My Shed is tiny, and is packed with all my tools. I actually have two workspaces. The Shed for woodworking and the garage for oily metalworking. I like to keep the two speperate.
The tools I use are mainly hobby tools that I have bought and acquired over the years:
Its probably big in terms of a garden shed at 12x8, but is quite small for a workshop. But I love it to bits. Its quite old now and has been upgraded with a metal roof and has been given waterproof membrane and then cladded externally with fence boards. It has multiple electrical outlets and good lighting.
Probably my favourite and most used tool in my shed. Its great for cutting all sorts of wood and shapes. I recently upgraded from a Ferm (similar to this one) to a This has a bigger cut depth at 150mm which means I can make larger highland coos.
my next most used tool in my shed is my pillar drill. Its a small bench mounted one. I actually have two of these, one in the shed for wood and one in the garage for metal work (I was given this one by a neighbour). Both are brilliant at what they do, not particularily powerful but get lots of use
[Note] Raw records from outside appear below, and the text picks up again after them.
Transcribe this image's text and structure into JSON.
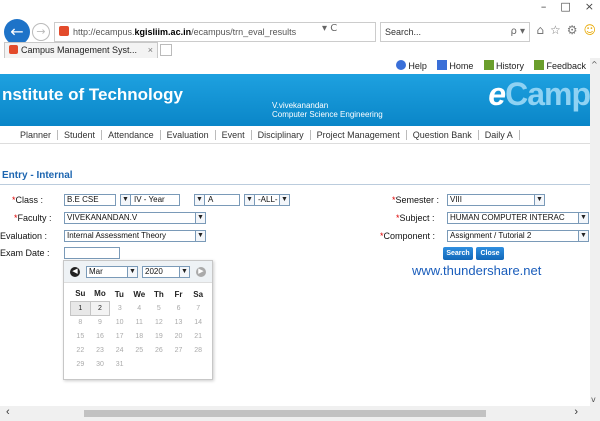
{
  "browser": {
    "window_controls": [
      "–",
      "□",
      "×"
    ],
    "back_glyph": "←",
    "forward_glyph": "→",
    "url_prefix": "http://ecampus.",
    "url_host": "kgisliim.ac.in",
    "url_path": "/ecampus/trn_eval_results",
    "address_tools": "▾ C",
    "search_placeholder": "Search...",
    "search_glyph": "ρ ▾",
    "toolbar_icons": [
      "home-icon",
      "star-icon",
      "gear-icon",
      "smiley-icon"
    ],
    "tab_title": "Campus Management Syst...",
    "tab_close": "×"
  },
  "toplinks": {
    "help": "Help",
    "home": "Home",
    "history": "History",
    "feedback": "Feedback"
  },
  "banner": {
    "institute": "nstitute of Technology",
    "user_name": "V.vivekanandan",
    "department": "Computer Science Engineering",
    "logo_e": "e",
    "logo_text": "Camp"
  },
  "menu": [
    "Planner",
    "Student",
    "Attendance",
    "Evaluation",
    "Event",
    "Disciplinary",
    "Project Management",
    "Question Bank",
    "Daily A"
  ],
  "section_title": "Entry - Internal",
  "form": {
    "class_label": "Class :",
    "class_value": "B.E CSE",
    "year_value": "IV - Year",
    "section_value": "A",
    "batch_value": "-ALL-",
    "semester_label": "Semester :",
    "semester_value": "VIII",
    "faculty_label": "Faculty :",
    "faculty_value": "VIVEKANANDAN.V",
    "subject_label": "Subject :",
    "subject_value": "HUMAN COMPUTER INTERAC",
    "evaluation_label": "Evaluation :",
    "evaluation_value": "Internal Assessment Theory",
    "component_label": "Component :",
    "component_value": "Assignment / Tutorial 2",
    "exam_date_label": "Exam Date :",
    "exam_date_value": "",
    "req_mark": "*"
  },
  "buttons": {
    "search": "Search",
    "close": "Close"
  },
  "watermark": "www.thundershare.net",
  "datepicker": {
    "prev": "◀",
    "next": "▶",
    "month": "Mar",
    "year": "2020",
    "weekdays": [
      "Su",
      "Mo",
      "Tu",
      "We",
      "Th",
      "Fr",
      "Sa"
    ],
    "weeks": [
      [
        "1",
        "2",
        "3",
        "4",
        "5",
        "6",
        "7"
      ],
      [
        "8",
        "9",
        "10",
        "11",
        "12",
        "13",
        "14"
      ],
      [
        "15",
        "16",
        "17",
        "18",
        "19",
        "20",
        "21"
      ],
      [
        "22",
        "23",
        "24",
        "25",
        "26",
        "27",
        "28"
      ],
      [
        "29",
        "30",
        "31",
        "",
        "",
        "",
        ""
      ]
    ]
  },
  "scroll": {
    "left": "‹",
    "right": "›",
    "up": "^",
    "down": "v"
  },
  "colors": {
    "banner": "#0a86c8",
    "section_title": "#1c65b0",
    "button": "#1167b8",
    "watermark": "#1a5dbb"
  }
}
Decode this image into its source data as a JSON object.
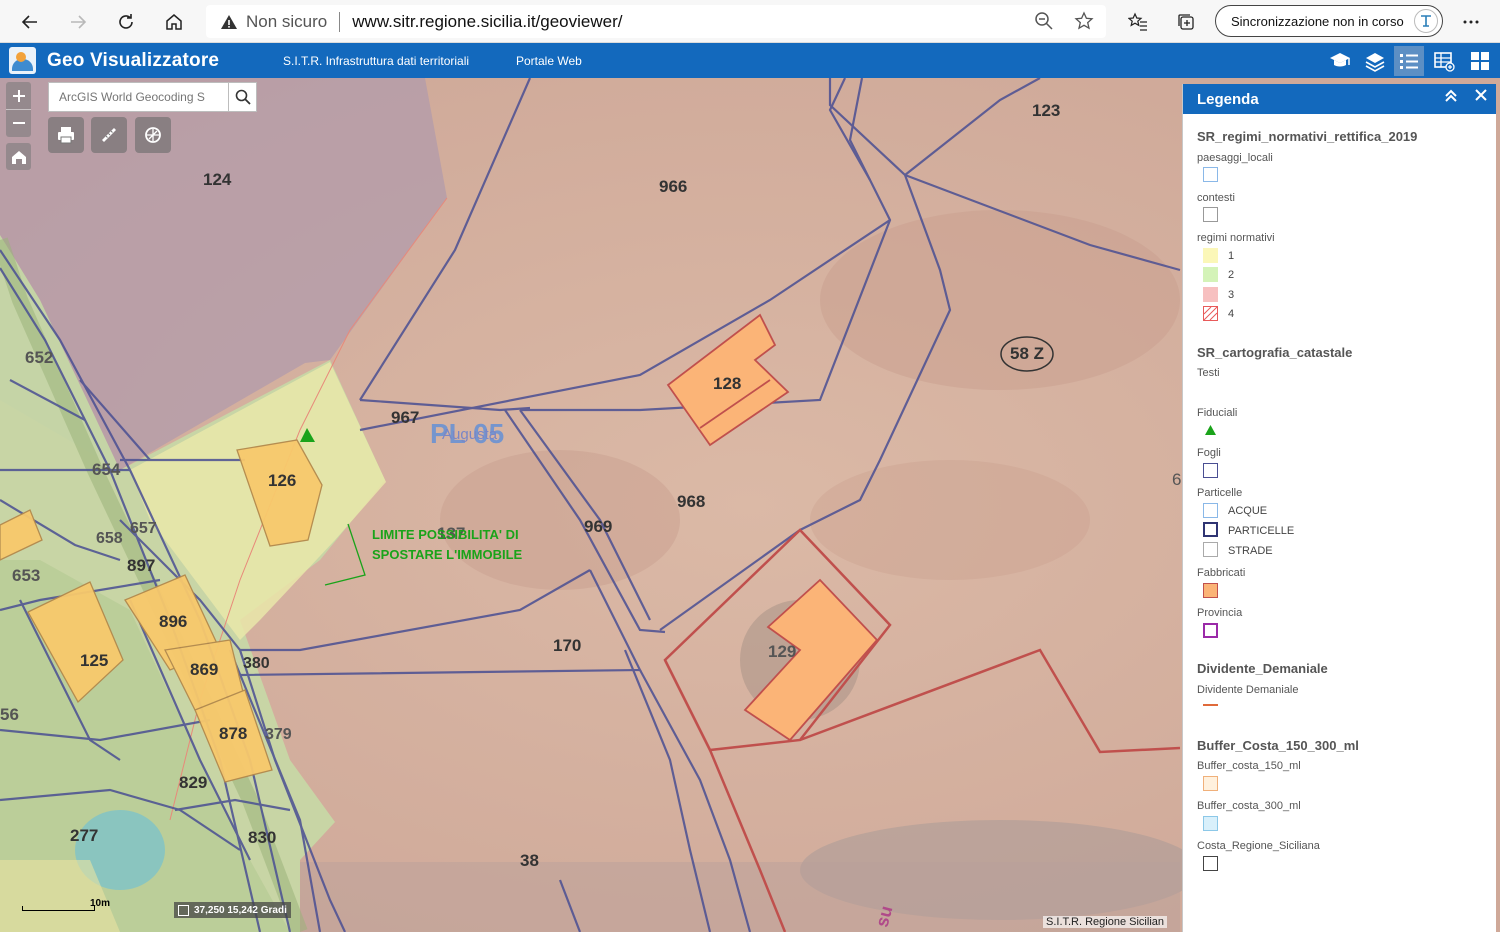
{
  "browser": {
    "security": "Non sicuro",
    "url": "www.sitr.regione.sicilia.it/geoviewer/",
    "sync_label": "Sincronizzazione non in corso"
  },
  "header": {
    "title": "Geo Visualizzatore",
    "links": [
      "S.I.T.R. Infrastruttura dati territoriali",
      "Portale Web"
    ]
  },
  "map": {
    "search_placeholder": "ArcGIS World Geocoding S",
    "parcels": [
      "124",
      "966",
      "123",
      "652",
      "967",
      "128",
      "58 Z",
      "654",
      "126",
      "657",
      "658",
      "897",
      "653",
      "969",
      "968",
      "896",
      "125",
      "170",
      "869",
      "380",
      "129",
      "56",
      "878",
      "379",
      "829",
      "277",
      "830",
      "38"
    ],
    "sheet_label": "PL 05",
    "place_label": "Augusta",
    "parcel_137": "137",
    "annotation_line1": "LIMITE POSSIBILITA'  DI",
    "annotation_line2": "SPOSTARE L'IMMOBILE",
    "scale_label": "10m",
    "coordinates": "37,250 15,242 Gradi",
    "attribution": "S.I.T.R. Regione Sicilian",
    "edge_char": "6",
    "road_char": "su"
  },
  "legend": {
    "title": "Legenda",
    "layers": [
      {
        "name": "SR_regimi_normativi_rettifica_2019"
      },
      {
        "name": "SR_cartografia_catastale"
      },
      {
        "name": "Dividente_Demaniale"
      },
      {
        "name": "Buffer_Costa_150_300_ml"
      }
    ],
    "sub": {
      "paesaggi_locali": "paesaggi_locali",
      "contesti": "contesti",
      "regimi_normativi": "regimi normativi",
      "regimi_values": [
        "1",
        "2",
        "3",
        "4"
      ],
      "testi": "Testi",
      "fiduciali": "Fiduciali",
      "fogli": "Fogli",
      "particelle": "Particelle",
      "particelle_items": [
        "ACQUE",
        "PARTICELLE",
        "STRADE"
      ],
      "fabbricati": "Fabbricati",
      "provincia": "Provincia",
      "dividente": "Dividente Demaniale",
      "buffer150": "Buffer_costa_150_ml",
      "buffer300": "Buffer_costa_300_ml",
      "costa": "Costa_Regione_Siciliana"
    }
  },
  "colors": {
    "header_blue": "#1369bd",
    "parcel_line": "#4a4f93",
    "building_fill": "#fbb477",
    "regime_1": "#fbf7b8",
    "regime_2": "#d4f3b8",
    "regime_3": "#f7c0c0",
    "annotation_green": "#1aa31a"
  },
  "icons": [
    "back-icon",
    "forward-icon",
    "refresh-icon",
    "home-icon",
    "warning-icon",
    "zoom-icon",
    "star-icon",
    "favorites-icon",
    "collections-icon",
    "more-icon",
    "print-icon",
    "measure-icon",
    "draw-icon",
    "search-icon",
    "layers-icon",
    "legend-icon",
    "grid-icon"
  ]
}
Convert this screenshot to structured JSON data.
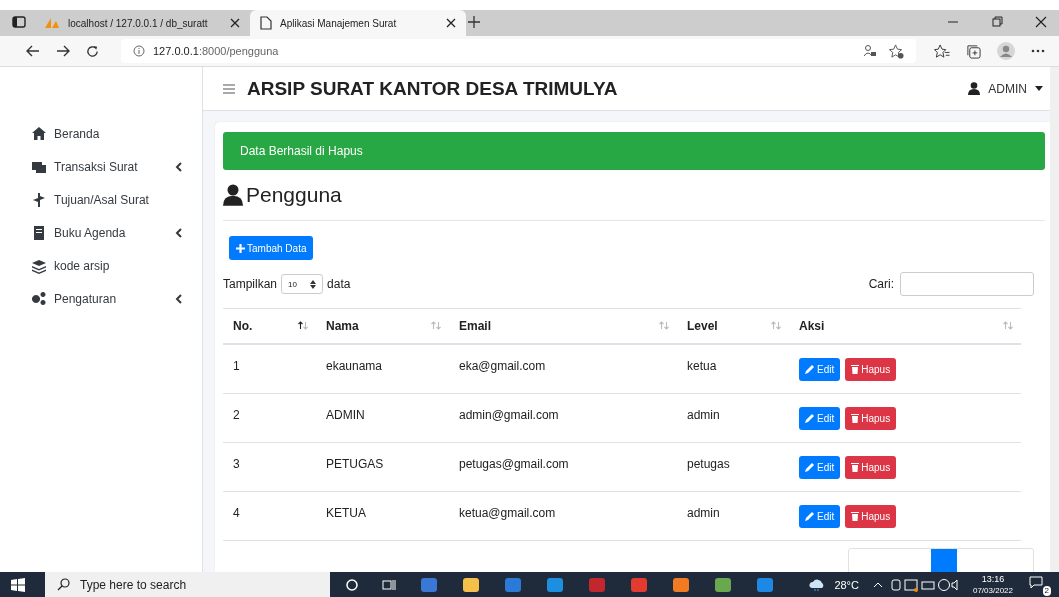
{
  "browser": {
    "tabs": [
      {
        "title": "localhost / 127.0.0.1 / db_suratt",
        "selected": false
      },
      {
        "title": "Aplikasi Manajemen Surat",
        "selected": true
      }
    ],
    "url_host": "127.0.0.1",
    "url_path": ":8000/pengguna"
  },
  "header": {
    "title": "ARSIP SURAT KANTOR DESA TRIMULYA",
    "user": "ADMIN"
  },
  "sidebar": {
    "items": [
      {
        "label": "Beranda",
        "has_submenu": false
      },
      {
        "label": "Transaksi Surat",
        "has_submenu": true
      },
      {
        "label": "Tujuan/Asal Surat",
        "has_submenu": false
      },
      {
        "label": "Buku Agenda",
        "has_submenu": true
      },
      {
        "label": "kode arsip",
        "has_submenu": false
      },
      {
        "label": "Pengaturan",
        "has_submenu": true
      }
    ]
  },
  "alert": "Data Berhasil di Hapus",
  "page_title": "Pengguna",
  "add_button": "Tambah Data",
  "length": {
    "label_before": "Tampilkan",
    "value": "10",
    "label_after": "data"
  },
  "search": {
    "label": "Cari:"
  },
  "table": {
    "columns": [
      {
        "label": "No.",
        "sorted": true
      },
      {
        "label": "Nama",
        "sorted": false
      },
      {
        "label": "Email",
        "sorted": false
      },
      {
        "label": "Level",
        "sorted": false
      },
      {
        "label": "Aksi",
        "sorted": false
      }
    ],
    "rows": [
      {
        "no": "1",
        "nama": "ekaunama",
        "email": "eka@gmail.com",
        "level": "ketua",
        "edit": "Edit",
        "delete": "Hapus"
      },
      {
        "no": "2",
        "nama": "ADMIN",
        "email": "admin@gmail.com",
        "level": "admin",
        "edit": "Edit",
        "delete": "Hapus"
      },
      {
        "no": "3",
        "nama": "PETUGAS",
        "email": "petugas@gmail.com",
        "level": "petugas",
        "edit": "Edit",
        "delete": "Hapus"
      },
      {
        "no": "4",
        "nama": "KETUA",
        "email": "ketua@gmail.com",
        "level": "admin",
        "edit": "Edit",
        "delete": "Hapus"
      }
    ]
  },
  "taskbar": {
    "search_placeholder": "Type here to search",
    "weather": "28°C",
    "time": "13:16",
    "date": "07/03/2022",
    "notifications": "2"
  }
}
Im still a bit afraid of this saw, but it fits into my small shed well. Its very portable and I made a stand for it on wheels that mans it can roll under my bench when Im not using it.
Where would be be without cordless drills these days. Used for drilling holes and rapidly putting in screws. I bought this one a few years ago and it came with 2 batteries. One battery is always on charge. I have had a number of cordless drills and they always seem to die because of the batteries. This one is still going strong.
Medium Density Fibre board (MDF) is a great material to make projects with. It comes in smooth sheets of various thickness and sizes. It is easy to work with with basic tools and relatively cheap. When I started using it I learnt a number of things that make life easier.
When cut the edges are high in fibre and diffcult to sand to a smooth surface. I learn not to bother sanding edges straight away. Apply a coat of MDF primer first and let it dry before sanding. The MDF primer seals the edges and creates a harder (rougher at first) surface that can then be sanded later to a smooth surface
Joining edges with screws
To attach edges with screws I learnt to drill pilot holes to prevent the MDF from splitting and bulging. One step further is to use MDF screws which are designed to prevent splitting and bulging of MDF. Worked a treat on the Campervan and Pirate Beds